Both Maguire and Shay said managing bankroll, the amount of money allocated for betting, vitally affects a player’s success. Maguire said he never bets more than 2 to 3 percent of his bankroll at a given time, which prevents him from losing a large amount of money in one hand.

Maguire said he doesn’t rely on lucky charms. Instead he puts in hours of time to learn every move of the game in order to turn his passion into a job.

“In the long run, if you don’t know what you’re doing, you’re going to lose,” he said. “You can’t go into it looking to be lucky.”

He uses a computer program that logs each of his games. The program tracks statistics about his plays, as well as those of his opponents. He said he reviews every game, determining what he did right and what he could have done better.

“I’m always working at the game and studying it,” Maguire said. “It’s how you become better.”

Both Maguire and Shay have played at casinos but said they prefer to play online because of the number of potential opponents at any given moment — which means many games and many opportunities to win.

“I don’t see much value in driving to the casino and spending the money, time and gas when I can play many tables at once, all online,” Shay said. “Thousands and thousands of people are playing online every single day.”

Both students said they don’t let the game interfere with their responsibilities.
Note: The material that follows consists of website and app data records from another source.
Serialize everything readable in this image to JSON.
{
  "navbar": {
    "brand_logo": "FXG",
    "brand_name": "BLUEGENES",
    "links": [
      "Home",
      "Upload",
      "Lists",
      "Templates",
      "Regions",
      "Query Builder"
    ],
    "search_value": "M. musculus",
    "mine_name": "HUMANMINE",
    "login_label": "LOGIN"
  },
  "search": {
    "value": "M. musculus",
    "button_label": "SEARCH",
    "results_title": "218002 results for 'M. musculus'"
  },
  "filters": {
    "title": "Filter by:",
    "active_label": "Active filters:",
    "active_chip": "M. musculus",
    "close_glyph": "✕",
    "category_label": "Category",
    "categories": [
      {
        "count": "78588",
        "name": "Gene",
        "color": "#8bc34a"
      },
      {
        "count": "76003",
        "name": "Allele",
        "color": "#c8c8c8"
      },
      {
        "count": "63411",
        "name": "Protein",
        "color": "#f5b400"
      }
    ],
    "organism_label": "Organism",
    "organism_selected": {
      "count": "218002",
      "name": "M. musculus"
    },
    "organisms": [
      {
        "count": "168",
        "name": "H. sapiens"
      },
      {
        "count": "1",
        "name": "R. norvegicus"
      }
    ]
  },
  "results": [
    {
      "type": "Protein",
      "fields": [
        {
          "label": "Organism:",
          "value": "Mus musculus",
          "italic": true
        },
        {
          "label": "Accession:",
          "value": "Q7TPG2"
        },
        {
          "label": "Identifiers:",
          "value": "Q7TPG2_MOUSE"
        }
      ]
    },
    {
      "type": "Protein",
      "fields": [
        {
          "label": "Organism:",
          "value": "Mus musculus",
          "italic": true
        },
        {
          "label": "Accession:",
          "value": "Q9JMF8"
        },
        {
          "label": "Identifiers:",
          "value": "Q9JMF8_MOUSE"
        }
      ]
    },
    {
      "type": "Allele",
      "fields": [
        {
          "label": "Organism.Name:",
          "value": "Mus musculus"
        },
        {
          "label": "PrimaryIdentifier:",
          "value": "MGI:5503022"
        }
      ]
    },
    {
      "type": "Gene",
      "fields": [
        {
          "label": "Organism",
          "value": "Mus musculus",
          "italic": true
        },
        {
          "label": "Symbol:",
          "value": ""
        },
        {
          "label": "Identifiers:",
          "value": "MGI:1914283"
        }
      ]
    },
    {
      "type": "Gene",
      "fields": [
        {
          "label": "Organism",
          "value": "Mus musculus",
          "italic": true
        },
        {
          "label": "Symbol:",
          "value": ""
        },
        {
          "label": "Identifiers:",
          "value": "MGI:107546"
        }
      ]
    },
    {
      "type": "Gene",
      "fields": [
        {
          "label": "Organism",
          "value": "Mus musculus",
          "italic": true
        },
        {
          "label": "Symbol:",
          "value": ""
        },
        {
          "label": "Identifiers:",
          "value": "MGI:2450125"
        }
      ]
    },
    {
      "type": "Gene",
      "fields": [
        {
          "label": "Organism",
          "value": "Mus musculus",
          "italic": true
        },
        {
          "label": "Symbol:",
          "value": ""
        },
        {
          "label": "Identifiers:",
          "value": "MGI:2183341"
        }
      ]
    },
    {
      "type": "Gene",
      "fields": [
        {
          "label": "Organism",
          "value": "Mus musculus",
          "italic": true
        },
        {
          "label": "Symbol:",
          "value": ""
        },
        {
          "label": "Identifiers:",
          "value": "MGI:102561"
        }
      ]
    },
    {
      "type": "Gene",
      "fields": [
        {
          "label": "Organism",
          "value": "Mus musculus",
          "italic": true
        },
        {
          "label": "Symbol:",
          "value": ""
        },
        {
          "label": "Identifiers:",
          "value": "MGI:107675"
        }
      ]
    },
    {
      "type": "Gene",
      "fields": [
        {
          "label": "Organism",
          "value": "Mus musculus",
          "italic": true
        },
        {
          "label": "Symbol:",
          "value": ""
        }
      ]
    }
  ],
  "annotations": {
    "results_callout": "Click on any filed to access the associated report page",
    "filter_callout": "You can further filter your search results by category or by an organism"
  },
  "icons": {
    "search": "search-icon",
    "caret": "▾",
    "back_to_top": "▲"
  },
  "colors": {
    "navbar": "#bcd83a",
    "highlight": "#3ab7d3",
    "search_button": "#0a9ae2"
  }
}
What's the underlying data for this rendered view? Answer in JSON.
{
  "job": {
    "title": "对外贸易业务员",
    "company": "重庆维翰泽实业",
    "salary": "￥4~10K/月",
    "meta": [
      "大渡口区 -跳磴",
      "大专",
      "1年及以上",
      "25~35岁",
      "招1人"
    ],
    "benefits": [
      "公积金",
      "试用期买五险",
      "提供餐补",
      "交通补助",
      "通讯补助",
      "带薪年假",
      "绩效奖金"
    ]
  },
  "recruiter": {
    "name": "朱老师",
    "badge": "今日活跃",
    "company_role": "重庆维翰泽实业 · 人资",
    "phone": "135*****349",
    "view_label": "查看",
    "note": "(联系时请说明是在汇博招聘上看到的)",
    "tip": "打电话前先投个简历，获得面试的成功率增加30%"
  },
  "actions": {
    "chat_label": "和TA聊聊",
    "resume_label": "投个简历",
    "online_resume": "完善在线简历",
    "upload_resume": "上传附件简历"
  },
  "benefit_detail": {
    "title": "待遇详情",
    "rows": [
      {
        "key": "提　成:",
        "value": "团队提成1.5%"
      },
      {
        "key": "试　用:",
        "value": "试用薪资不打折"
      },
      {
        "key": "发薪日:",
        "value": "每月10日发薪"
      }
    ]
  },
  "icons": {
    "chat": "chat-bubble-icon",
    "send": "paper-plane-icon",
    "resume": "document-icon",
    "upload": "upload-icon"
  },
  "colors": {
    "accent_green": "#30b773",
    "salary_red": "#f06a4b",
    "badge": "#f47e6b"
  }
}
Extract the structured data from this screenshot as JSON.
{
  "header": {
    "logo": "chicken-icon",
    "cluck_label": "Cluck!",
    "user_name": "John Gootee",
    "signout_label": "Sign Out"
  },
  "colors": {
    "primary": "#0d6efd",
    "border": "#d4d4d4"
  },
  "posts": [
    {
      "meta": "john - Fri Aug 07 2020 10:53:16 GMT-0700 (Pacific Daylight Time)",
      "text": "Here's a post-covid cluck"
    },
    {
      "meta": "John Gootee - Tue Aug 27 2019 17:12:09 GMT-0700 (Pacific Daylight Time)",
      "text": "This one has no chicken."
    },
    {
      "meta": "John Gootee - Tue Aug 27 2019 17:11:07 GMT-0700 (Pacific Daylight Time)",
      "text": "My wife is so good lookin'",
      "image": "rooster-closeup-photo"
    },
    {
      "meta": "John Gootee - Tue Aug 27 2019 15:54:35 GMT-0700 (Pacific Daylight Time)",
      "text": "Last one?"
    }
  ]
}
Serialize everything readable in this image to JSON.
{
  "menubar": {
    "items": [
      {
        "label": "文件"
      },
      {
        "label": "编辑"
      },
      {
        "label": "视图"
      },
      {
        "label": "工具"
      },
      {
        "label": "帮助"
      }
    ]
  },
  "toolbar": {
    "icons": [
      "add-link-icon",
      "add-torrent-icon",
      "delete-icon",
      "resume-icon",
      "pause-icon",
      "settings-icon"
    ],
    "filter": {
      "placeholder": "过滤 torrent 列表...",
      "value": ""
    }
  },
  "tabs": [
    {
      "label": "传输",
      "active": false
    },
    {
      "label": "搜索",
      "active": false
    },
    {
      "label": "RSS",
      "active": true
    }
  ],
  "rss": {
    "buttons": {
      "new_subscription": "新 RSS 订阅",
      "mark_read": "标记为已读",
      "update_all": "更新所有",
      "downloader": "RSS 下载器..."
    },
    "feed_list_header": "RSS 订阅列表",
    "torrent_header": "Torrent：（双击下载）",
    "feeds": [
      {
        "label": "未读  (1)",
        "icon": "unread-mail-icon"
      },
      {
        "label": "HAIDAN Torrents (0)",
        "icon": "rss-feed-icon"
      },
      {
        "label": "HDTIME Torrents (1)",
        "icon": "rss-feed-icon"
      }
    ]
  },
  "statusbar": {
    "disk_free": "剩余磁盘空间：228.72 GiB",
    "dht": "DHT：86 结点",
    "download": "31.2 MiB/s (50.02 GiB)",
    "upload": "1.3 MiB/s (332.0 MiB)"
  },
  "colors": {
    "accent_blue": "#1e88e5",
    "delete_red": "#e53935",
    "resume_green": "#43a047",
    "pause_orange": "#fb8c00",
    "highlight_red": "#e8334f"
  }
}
Maguire selects games based on their duration and whether he will be able to finish a game before heading to class. He said he has had to leave a match to make it to class on time.

“There has never been a juicy enough game to make me miss class,” Maguire said. “I’m paying over 40 grand to go here, I might as well go to class.”

Ash can attest to Maguire’s responsible attitude and how he keeps his gambling in check.

“He’s paying for college, and that’s more of a priority for him than making whatever money he makes,” Ash said. “He comes here to learn, and I think that’s refreshing.”

Though he treated himself to the 46-inch flat-screen TV in his bedroom, Maguire said he seldom splurges on high-priced items. But, he is using his earnings to take his mom to Las Vegas for her 50th birthday in June. Maguire said he found good deals on flights and a hotel room. Even though he’ll be surrounded by poker, he’s taking time off from work.

“I’m just going to have fun with my family,” he said. “If I play poker and make money, that’s just another positive.”